* **The problem**:
Note how many lines of the data below hold the word "icon", then give that number with no other text.

Segment Start: Input material

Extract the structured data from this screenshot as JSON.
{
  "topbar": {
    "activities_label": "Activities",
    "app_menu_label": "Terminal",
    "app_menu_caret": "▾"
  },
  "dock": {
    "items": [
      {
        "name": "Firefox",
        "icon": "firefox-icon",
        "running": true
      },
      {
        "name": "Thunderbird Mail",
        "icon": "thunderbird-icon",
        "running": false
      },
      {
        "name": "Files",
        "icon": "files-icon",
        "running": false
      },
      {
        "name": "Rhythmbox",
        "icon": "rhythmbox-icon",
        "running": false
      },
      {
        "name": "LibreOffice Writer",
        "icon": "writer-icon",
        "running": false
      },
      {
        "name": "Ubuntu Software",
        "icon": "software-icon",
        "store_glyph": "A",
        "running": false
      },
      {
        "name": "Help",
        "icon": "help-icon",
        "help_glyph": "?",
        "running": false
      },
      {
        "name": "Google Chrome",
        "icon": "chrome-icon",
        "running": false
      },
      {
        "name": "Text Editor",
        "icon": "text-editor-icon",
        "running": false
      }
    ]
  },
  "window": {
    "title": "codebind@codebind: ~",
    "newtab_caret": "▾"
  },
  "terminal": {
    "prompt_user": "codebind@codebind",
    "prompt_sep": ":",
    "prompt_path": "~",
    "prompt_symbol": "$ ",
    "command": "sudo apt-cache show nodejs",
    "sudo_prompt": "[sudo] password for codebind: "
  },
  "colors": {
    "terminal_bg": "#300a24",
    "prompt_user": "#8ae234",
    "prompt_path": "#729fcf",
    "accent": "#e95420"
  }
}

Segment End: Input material

* **Response for this exercise**:
9